In late November of 2011 a buzz started across the Northern and Central United States- Snowy Owls started showing up early and in large numbers. The owls were big news and covered on local news, national news and NPR just to name a few. People everywhere were flocking to see the owls. There have been over 30 reports across Missouri and locally Smithville Lake peaked with 5 owls on December 23. The weekend of January 7th, volunteers set up their scopes at Smithville Lake Eagle Days and in two days over 3000 people viewed these magnificent white birds from the north. Everyone was asking, “why are they here?’

The short answer is, they are here looking for food. Snowy Owls live in the Arctic. On the Arctic tundra, the diet of Snowy Owls primarily consists of lemmings, small rodents indigenous to the area. Snowy Owls will eat around 5 or more lemmings a day - over 1500 a year! Approximately every 3 to 5 years, the lemming population will “crash” to a level where many owls, primarily juveniles and females, are forced south to look for food. Missouri may get an owl or two during these years, but the numbers this year are unprecedented. This southward movement by the owls outside of their normal range is called an ‘irruption.’

Most arrive starving and weary from their journey and many will not make it back home. One owl collected at the downtown airport weighed less than 2lbs. That is less than 50% of their normal body weight. Life here is very different for them than on the tundra. Possibly, the most significant, is traffic. Many Snowy Owls have been victims of collisions.
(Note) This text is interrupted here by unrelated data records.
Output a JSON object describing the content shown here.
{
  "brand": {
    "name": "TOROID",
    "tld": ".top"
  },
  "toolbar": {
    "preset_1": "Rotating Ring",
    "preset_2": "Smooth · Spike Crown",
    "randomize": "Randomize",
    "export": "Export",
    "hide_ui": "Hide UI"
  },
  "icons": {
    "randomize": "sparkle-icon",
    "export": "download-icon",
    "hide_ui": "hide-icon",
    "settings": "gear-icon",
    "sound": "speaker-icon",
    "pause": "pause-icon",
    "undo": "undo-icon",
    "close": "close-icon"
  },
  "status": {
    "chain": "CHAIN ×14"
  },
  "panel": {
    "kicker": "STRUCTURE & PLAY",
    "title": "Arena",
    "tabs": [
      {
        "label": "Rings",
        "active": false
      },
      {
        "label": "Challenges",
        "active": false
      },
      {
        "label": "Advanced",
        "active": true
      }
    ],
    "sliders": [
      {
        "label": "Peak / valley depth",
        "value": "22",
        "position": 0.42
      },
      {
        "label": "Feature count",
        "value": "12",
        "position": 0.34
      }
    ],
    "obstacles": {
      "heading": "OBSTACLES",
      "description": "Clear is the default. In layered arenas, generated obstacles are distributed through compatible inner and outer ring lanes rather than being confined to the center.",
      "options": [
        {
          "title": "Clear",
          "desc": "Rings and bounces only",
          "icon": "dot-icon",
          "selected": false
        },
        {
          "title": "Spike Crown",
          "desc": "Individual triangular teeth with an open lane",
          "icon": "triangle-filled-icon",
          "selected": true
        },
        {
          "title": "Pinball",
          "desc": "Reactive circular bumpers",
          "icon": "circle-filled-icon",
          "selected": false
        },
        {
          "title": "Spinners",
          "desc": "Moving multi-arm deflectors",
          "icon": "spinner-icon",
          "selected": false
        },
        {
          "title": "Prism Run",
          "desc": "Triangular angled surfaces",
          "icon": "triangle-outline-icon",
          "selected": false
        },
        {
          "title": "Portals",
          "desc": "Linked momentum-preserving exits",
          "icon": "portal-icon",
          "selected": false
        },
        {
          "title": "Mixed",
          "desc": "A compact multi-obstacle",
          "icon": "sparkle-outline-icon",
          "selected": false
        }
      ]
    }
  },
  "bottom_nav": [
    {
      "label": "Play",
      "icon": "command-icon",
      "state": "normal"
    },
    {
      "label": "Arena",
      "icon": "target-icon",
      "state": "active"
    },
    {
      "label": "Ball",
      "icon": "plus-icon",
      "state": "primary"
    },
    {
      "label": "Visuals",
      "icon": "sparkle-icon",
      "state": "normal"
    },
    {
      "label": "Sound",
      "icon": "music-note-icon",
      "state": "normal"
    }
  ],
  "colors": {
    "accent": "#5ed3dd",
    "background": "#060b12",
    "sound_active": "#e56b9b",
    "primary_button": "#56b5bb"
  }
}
If you have the chance to see a Snowy Owl, enjoy it! This is a rare and exciting opportunity to view a beautiful bird from the northernmost areas of the world! Remember though, the owls have seen more Polar Bears than people prior to their irruption south. Make sure you are watching them from a good distance. Anytime someone gets too close (closer than 100-150 feet) they are risking interfering with the owl’s hunting. This can be life or death for these starving animals. Snowy Owls hunt by sitting, often on the ground, and waiting for their prey. They have excellent eyesight and hearing and, unlike other owls, are active during daylight hours. Approaching an owl too closely can stress the bird and cause it to expend energy that may turn the odds of survival against it.

By Mary Nemecek & Linda Williams